North Korea confirmed Monday that the powerful uncle of young leader Kim Jong-Un has been purged, with state TV airing humiliating images of Jang Song-Thaek being dragged away by uniformed officers.
The official news agency KCNA accused the man once seen as the power behind the throne of being a corrupt, drug-taking womaniser bent on building his own faction in the ruling party.
One South Korean analyst predicted a sweeping purge would follow, leaving Kim as the undisputed centre of power.
KCNA said Jang, once seen as his nephew's mentor, had been stripped of all his posts and of party membership for committing criminal acts and leading a "counter-revolutionary faction".
It said the decision was taken Sunday at a high-level meeting of the ruling Workers' Party attended by Kim.
State TV Monday showed photos of Jang being dragged out of his seat at a meeting by two officers -- an extremely rare publication of humiliating images involving a senior official.
It was not certain if the incident happened at Sunday's meeting. But the TV aired other photos from Sunday showing a stony-faced Kim sitting at the podium with other top officials.
Analysts said Jang's main role had been to ensure a smooth transition after the inexperienced Kim Jong-Un came to power following the death of his father Kim Jong-Il in December 2011.
But they said Jang had become increasingly resented by the leader, who is aged about 30.
"Jong-Un has built a solid power base for the past two years, and he no longer needed a regent who appeared to be increasingly powerful and threatening," said Paik Hak-Soon, a researcher at the South's Sejong Institute think tank.
South Korea's spy agency said last week that Jang had apparently been purged and two associates executed, in the secretive nation's biggest political upheaval since the death of Kim Jong-Il.
KCNA said the meeting on Sunday confirmed it had "eliminated Jang and purged his group, unable to remain an onlooker to its acts any longer".
The regime said it removed Jang and his associates for trying to build a faction within the party, and for appointing his followers to top positions to serve his own political ends.
The KCNA report said Jang "had improper relations with several women and was wined and dined at back parlours of deluxe restaurants", becoming "affected by the capitalist way of living".

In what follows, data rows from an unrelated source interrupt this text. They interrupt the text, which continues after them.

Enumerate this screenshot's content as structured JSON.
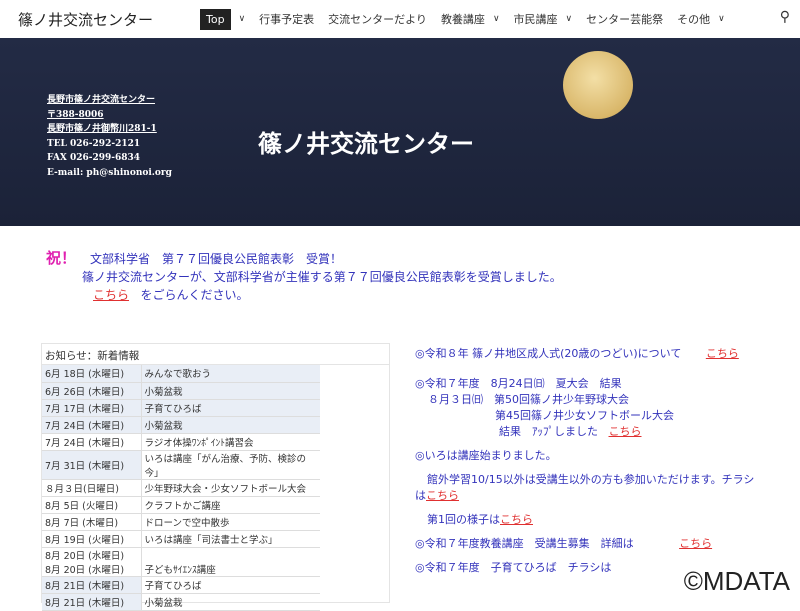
{
  "nav": {
    "brand": "篠ノ井交流センター",
    "items": [
      {
        "label": "Top",
        "dropdown": true,
        "active": true
      },
      {
        "label": "行事予定表",
        "dropdown": false
      },
      {
        "label": "交流センターだより",
        "dropdown": false
      },
      {
        "label": "教養講座",
        "dropdown": true
      },
      {
        "label": "市民講座",
        "dropdown": true
      },
      {
        "label": "センター芸能祭",
        "dropdown": false
      },
      {
        "label": "その他",
        "dropdown": true
      }
    ],
    "search_icon": "search-icon"
  },
  "hero": {
    "title": "篠ノ井交流センター",
    "address": [
      "長野市篠ノ井交流センター",
      "〒388-8006",
      "長野市篠ノ井御幣川281-1",
      "TEL 026-292-2121",
      "FAX 026-299-6834",
      "E-mail: ph@shinonoi.org"
    ]
  },
  "announcement": {
    "iwai": "祝！",
    "headline": "文部科学省　第７７回優良公民館表彰　受賞！",
    "body": "篠ノ井交流センターが、文部科学省が主催する第７７回優良公民館表彰を受賞しました。",
    "link": "こちら",
    "link_suffix": "をごらんください。"
  },
  "news": {
    "title": "お知らせ：新着情報",
    "rows": [
      {
        "date": "6月 18日 (水曜日)",
        "event": "みんなで歌おう"
      },
      {
        "date": "6月 26日 (木曜日)",
        "event": "小菊盆栽"
      },
      {
        "date": "7月 17日 (木曜日)",
        "event": "子育てひろば"
      },
      {
        "date": "7月 24日 (木曜日)",
        "event": "小菊盆栽"
      },
      {
        "date": "7月 24日 (木曜日)",
        "event": "ラジオ体操ﾜﾝﾎﾟｲﾝﾄ講習会"
      },
      {
        "date": "7月 31日 (木曜日)",
        "event": "いろは講座「がん治療、予防、検診の今」"
      },
      {
        "date": "８月３日(日曜日)",
        "event": "少年野球大会・少女ソフトボール大会"
      },
      {
        "date": "8月 5日 (火曜日)",
        "event": "クラフトかご講座"
      },
      {
        "date": "8月 7日 (木曜日)",
        "event": "ドローンで空中散歩"
      },
      {
        "date": "8月 19日 (火曜日)",
        "event": "いろは講座「司法書士と学ぶ」"
      },
      {
        "date": "8月 20日 (水曜日)",
        "date2": "8月 20日 (水曜日)",
        "event": "子どもｻｲｴﾝｽ講座"
      },
      {
        "date": "8月 21日 (木曜日)",
        "event": "子育てひろば"
      },
      {
        "date": "8月 21日 (木曜日)",
        "event": "小菊盆栽"
      }
    ]
  },
  "right": {
    "i1": "◎令和８年 篠ノ井地区成人式(20歳のつどい)について",
    "l1": "こちら",
    "i2a": "◎令和７年度　8月24日㈰　夏大会　結果",
    "i2b": "８月３日㈰　第50回篠ノ井少年野球大会",
    "i2c": "第45回篠ノ井少女ソフトボール大会",
    "i2d": "結果　ｱｯﾌﾟしました",
    "l2": "こちら",
    "i3": "◎いろは講座始まりました。",
    "i3b": "館外学習10/15以外は受講生以外の方も参加いただけます。チラシは",
    "l3": "こちら",
    "i3c": "第1回の様子は",
    "l3c": "こちら",
    "i4": "◎令和７年度教養講座　受講生募集　詳細は",
    "l4": "こちら",
    "i5": "◎令和７年度　子育てひろば　チラシは"
  },
  "watermark": "©MDATA"
}
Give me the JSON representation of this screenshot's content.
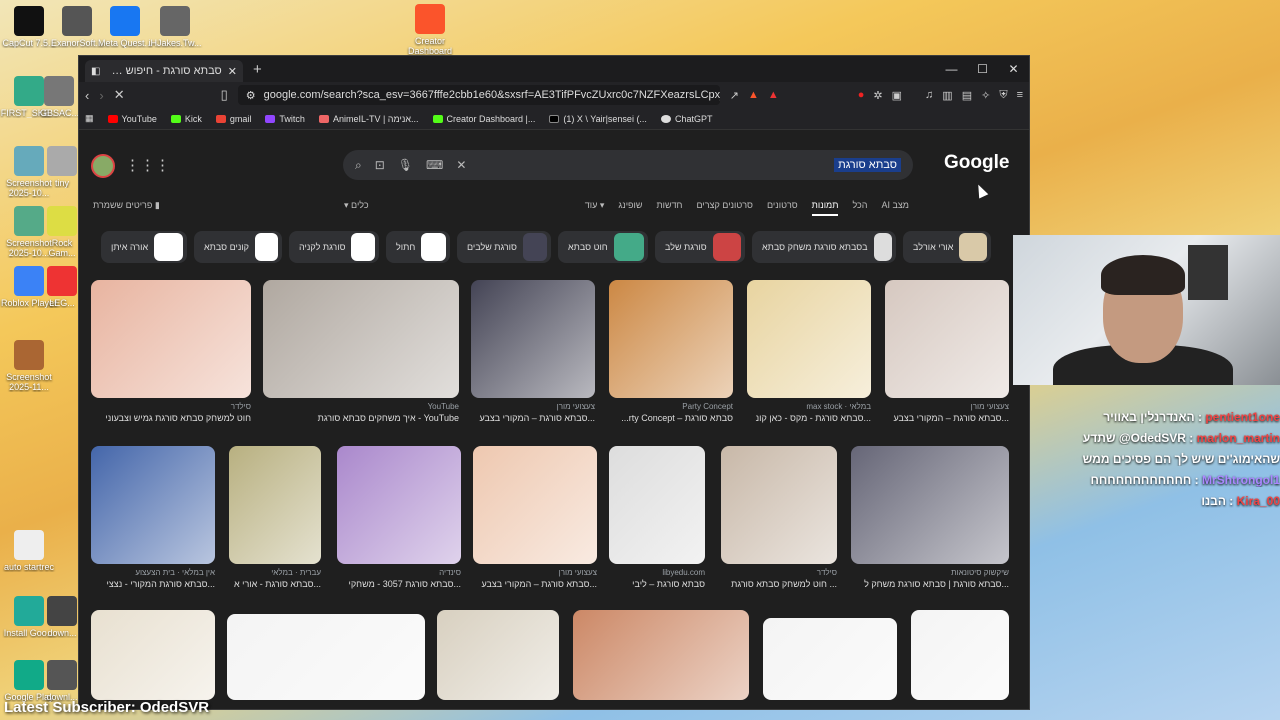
{
  "desktop": {
    "icons": [
      {
        "label": "CapCut 7.5...",
        "color": "#111"
      },
      {
        "label": "ExanorSoft...",
        "color": "#555"
      },
      {
        "label": "Meta Quest...",
        "color": "#1877f2"
      },
      {
        "label": "iHJakes.Tw...",
        "color": "#666"
      },
      {
        "label": "Creator Dashboard",
        "color": "#fb542b"
      },
      {
        "label": "FIRST_SKE...",
        "color": "#3a8"
      },
      {
        "label": "GBSAC...",
        "color": "#777"
      },
      {
        "label": "Screenshot 2025-10...",
        "color": "#6ab"
      },
      {
        "label": "tiny",
        "color": "#aaa"
      },
      {
        "label": "Screenshot 2025-10...",
        "color": "#5a8"
      },
      {
        "label": "Rock Gam...",
        "color": "#dd4"
      },
      {
        "label": "Roblox Player",
        "color": "#3b82f6"
      },
      {
        "label": "LEG...",
        "color": "#e33"
      },
      {
        "label": "Screenshot 2025-11...",
        "color": "#a63"
      },
      {
        "label": "auto startrec",
        "color": "#eee"
      },
      {
        "label": "Install Goo...",
        "color": "#2a9"
      },
      {
        "label": "down...",
        "color": "#444"
      },
      {
        "label": "Google Play",
        "color": "#1a8"
      },
      {
        "label": "downl...",
        "color": "#555"
      }
    ]
  },
  "browser": {
    "tab_title": "סבתא סורגת - חיפוש ב-Google",
    "new_tab": "+",
    "window_controls": {
      "minimize": "—",
      "maximize": "☐",
      "close": "✕"
    },
    "url": "google.com/search?sca_esv=3667fffe2cbb1e60&sxsrf=AE3TifPFvcZUxrc0c7NZFXeazrsLCpxjww:176452...",
    "bookmarks": [
      {
        "label": "YouTube",
        "color": "#f00"
      },
      {
        "label": "Kick",
        "color": "#53fc18"
      },
      {
        "label": "gmail",
        "color": "#ea4335"
      },
      {
        "label": "Twitch",
        "color": "#9146ff"
      },
      {
        "label": "AnimeIL-TV | אנימה...",
        "color": "#e66"
      },
      {
        "label": "Creator Dashboard |...",
        "color": "#53fc18"
      },
      {
        "label": "(1) X \\ Yair|sensei (...",
        "color": "#000"
      },
      {
        "label": "ChatGPT",
        "color": "#ddd"
      }
    ]
  },
  "google": {
    "logo": "Google",
    "query": "סבתא סורגת",
    "saved_label": "פריטים ששמרת",
    "tools_label": "כלים",
    "nav_tabs": [
      "מצב AI",
      "הכל",
      "תמונות",
      "סרטונים",
      "סרטונים קצרים",
      "חדשות",
      "שופינג",
      "עוד"
    ],
    "chips": [
      {
        "label": "אורה איתן",
        "color": "#fff"
      },
      {
        "label": "קונים סבתא",
        "color": "#fff"
      },
      {
        "label": "סורגת לקניה",
        "color": "#fff"
      },
      {
        "label": "חתול",
        "color": "#fff"
      },
      {
        "label": "סורגת שלבים",
        "color": "#445"
      },
      {
        "label": "חוט סבתא",
        "color": "#4a8"
      },
      {
        "label": "סורגת שלב",
        "color": "#c44"
      },
      {
        "label": "בסבתא סורגת משחק סבתא",
        "color": "#ddd"
      },
      {
        "label": "אורי אורלב",
        "color": "#d9c9a8"
      }
    ],
    "results": [
      {
        "source": "סילדר",
        "title": "חוט למשחק סבתא סורגת גמיש וצבעוני",
        "color": "#e8b4a0"
      },
      {
        "source": "YouTube",
        "title": "איך משחקים סבתא סורגת - YouTube",
        "color": "#b0a8a0"
      },
      {
        "source": "צעצועי מורן",
        "title": "סבתא סורגת – המקורי בצבע...",
        "color": "#445"
      },
      {
        "source": "Party Concept",
        "title": "...rty Concept – סבתא סורגת",
        "color": "#c84"
      },
      {
        "source": "max stock · במלאי",
        "title": "סבתא סורגת - מקס - כאן קונ...",
        "color": "#e8d4a0"
      },
      {
        "source": "צעצועי מורן",
        "title": "סבתא סורגת – המקורי בצבע...",
        "color": "#d6c8c0"
      },
      {
        "source": "אין במלאי · בית הצעצוע",
        "title": "סבתא סורגת המקורי - נצצי...",
        "color": "#4466aa"
      },
      {
        "source": "עברית · במלאי",
        "title": "סבתא סורגת - אורי א...",
        "color": "#b8b080"
      },
      {
        "source": "סינדיה",
        "title": "סבתא סורגת 3057 - משחקי...",
        "color": "#aa88cc"
      },
      {
        "source": "צעצועי מורן",
        "title": "סבתא סורגת – המקורי בצבע...",
        "color": "#eec8b0"
      },
      {
        "source": "libyedu.com",
        "title": "סבתא סורגת – ליבי",
        "color": "#ddd"
      },
      {
        "source": "סילדר",
        "title": "חוט למשחק סבתא סורגת ...",
        "color": "#c8b8a8"
      },
      {
        "source": "שיקשוק סיטונאות",
        "title": "סבתא סורגת | סבתא סורגת משחק ל...",
        "color": "#667"
      },
      {
        "source": "",
        "title": "",
        "color": "#e8e0d0"
      },
      {
        "source": "",
        "title": "",
        "color": "#f4f4f4"
      },
      {
        "source": "",
        "title": "",
        "color": "#d8d0c0"
      },
      {
        "source": "",
        "title": "",
        "color": "#c86"
      },
      {
        "source": "",
        "title": "",
        "color": "#f4f4f4"
      },
      {
        "source": "",
        "title": "",
        "color": "#f4f4f4"
      }
    ]
  },
  "stream": {
    "chat": [
      {
        "user": "pentient1one",
        "message": "האנדרנלין באוויר",
        "color": "#e44"
      },
      {
        "user": "marlon_martin",
        "message": "שתדע @OdedSVR",
        "color": "#e44"
      },
      {
        "user": "",
        "message": "שהאימוג'ים שיש לך הם פסיכים ממש",
        "color": "#fff"
      },
      {
        "user": "MrShtrongol1",
        "message": "חחחחחחחחחחחח",
        "color": "#a8f"
      },
      {
        "user": "Kira_00",
        "message": "הבנו",
        "color": "#e44"
      }
    ],
    "latest_subscriber": "Latest Subscriber: OdedSVR"
  }
}
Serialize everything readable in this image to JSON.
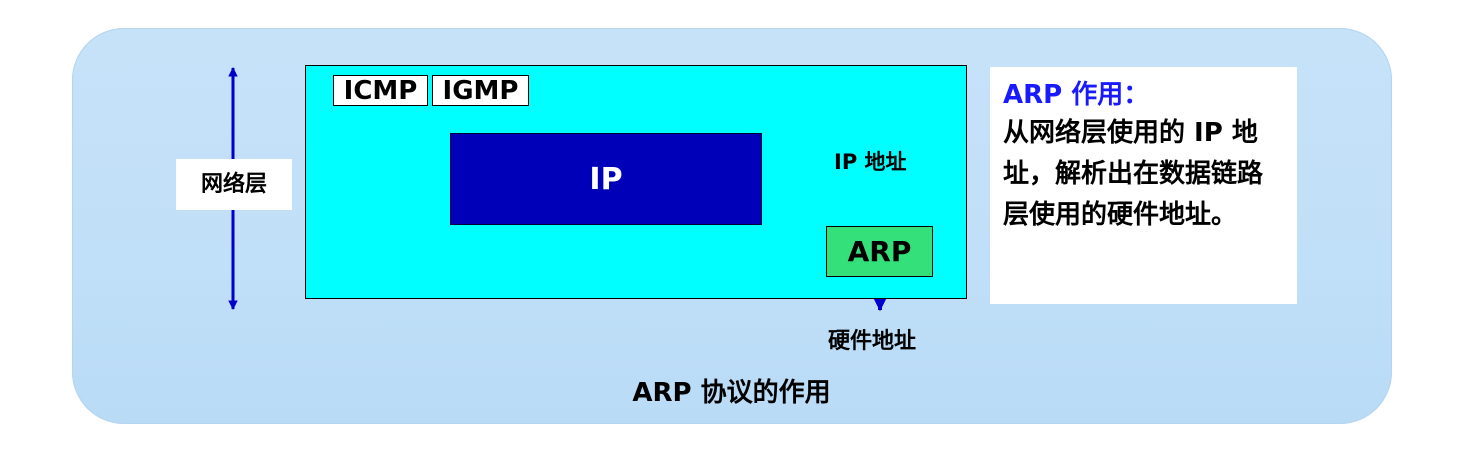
{
  "layer_label": "网络层",
  "protocols": {
    "icmp": "ICMP",
    "igmp": "IGMP"
  },
  "ip_box_label": "IP",
  "arp_box_label": "ARP",
  "ip_address_label": "IP 地址",
  "hardware_address_label": "硬件地址",
  "caption": "ARP 协议的作用",
  "side_note": {
    "title": "ARP 作用：",
    "body": "从网络层使用的 IP 地址，解析出在数据链路层使用的硬件地址。"
  },
  "colors": {
    "panel": "#c0dff8",
    "network_box": "#00ffff",
    "ip_box": "#0000b8",
    "arp_box": "#33e07a",
    "arrows": "#0000cc",
    "side_title": "#1a1aff"
  }
}
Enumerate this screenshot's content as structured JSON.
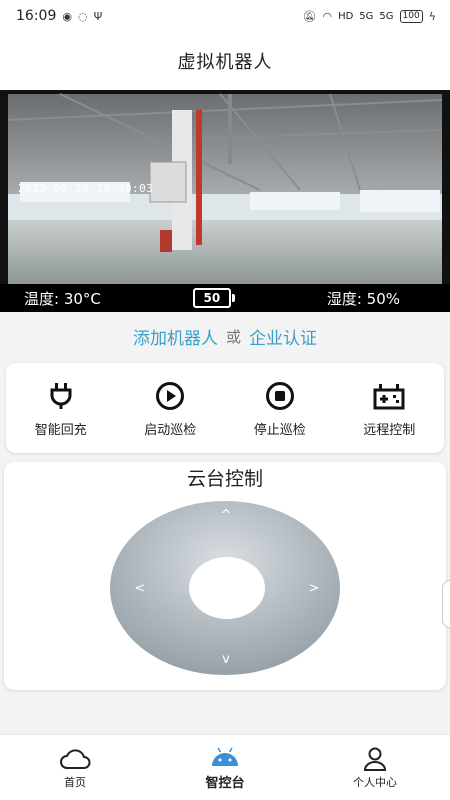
{
  "status_bar": {
    "time": "16:09",
    "network_label": "HD",
    "signal_label": "5G",
    "battery": "100"
  },
  "header": {
    "title": "虚拟机器人"
  },
  "camera": {
    "timestamp": "2025-06-23 10:30:03",
    "temperature": "温度: 30°C",
    "battery_level": "50",
    "humidity": "湿度: 50%"
  },
  "links": {
    "add_robot": "添加机器人",
    "or": "或",
    "enterprise_cert": "企业认证"
  },
  "actions": [
    {
      "label": "智能回充",
      "icon": "plug-icon"
    },
    {
      "label": "启动巡检",
      "icon": "play-circle-icon"
    },
    {
      "label": "停止巡检",
      "icon": "stop-circle-icon"
    },
    {
      "label": "远程控制",
      "icon": "gamepad-icon"
    }
  ],
  "ptz": {
    "title": "云台控制",
    "up": "^",
    "down": "v",
    "left": "<",
    "right": ">"
  },
  "bottom_nav": [
    {
      "label": "首页",
      "icon": "cloud-icon",
      "active": false
    },
    {
      "label": "智控台",
      "icon": "android-icon",
      "active": true
    },
    {
      "label": "个人中心",
      "icon": "person-icon",
      "active": false
    }
  ],
  "colors": {
    "accent": "#3aa0c8",
    "nav_active": "#3b8fd9"
  }
}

"Ideologically sick and extremely idle and easy-going, he used drugs and squandered foreign currency at casinos while he was receiving medical treatment in a foreign country under the care of the party," it said.
Jang was also accused of hindering North Korea's state-run production of iron, fertilisers and vinalon -- a home-made synthetic fibre -- by selling off resources at cheap prices and "throwing the state financial management system into confusion".
Kim Jong-Un's takeover was the second dynastic succession in the family that has ruled the isolated nuclear-armed state since 1948 through a pervasive personality cult and with an iron fist.
Jang has fallen out of favour before. In 2004 he was understood to have undergone "re-education" as a steel mill labourer because of suspected corruption, but he made a comeback the following year.
Jang expanded his influence rapidly after Kim Jong-Il suffered a stroke in 2008, leaving his health impaired.
He was appointed vice chairman of the nation's top body, the National Defence Commission, in 2010.
His wife Kim Kyong-Hui, who is Kim Jong-Il's sister, has also long been at the centre of power. She was promoted to four-star general at the same time as Kim Jong-Un in 2010.
The pair were once viewed as the ultimate power couple in Pyongyang. But in the past year Kim Kyong-Hui has been less visible, with reports that she was seriously ill and had sought hospital treatment in Singapore.
"This time, Jang is gone for good. He'll never be allowed into politics again," said Paik from the Sejong Institute.
Yang Moo-Jin, a professor at the University of North Korean Studies in Seoul, said the move could spark a sweeping purge targeting those loyal to Jang.
"There will be a storm of purge across the country... so Kim Jong-Un becomes the one and only centre of power, challenged by no one," he said.
Jang had for decades forged an extensive network of friends in the party and the government, said Kim Kwang-Jin, analyst at the Institute for National Security Strategy and a defector who once worked under Jang handling party finances.
"After two of his associates were executed, now the next target will be those who used to be working at state bodies once supervised by Jang," Kim said, citing the police agency and state bodies related to finance and the economy.
"This is a very serious and grave situation," Kim said.
Ji Jae-Ryong, the North's ambassador to China who is known to be a close friend of Jang, is also a potential target of the purge, said Cheong Seong-Chang, another analyst at the Sejong Institute.
"The latest move proves again that fear is a major tool to maintain power even under the new leader, Kim Jong-Un," Cheong said, warning of more "bloody purges" ahead.
North and South Korea have remained technically at war since their 1950-53 conflict ended with just an armistice and no peace treaty.
Seoul was "closely monitoring" the situation in the North, said unification ministry spokesman Kim Eui-Do.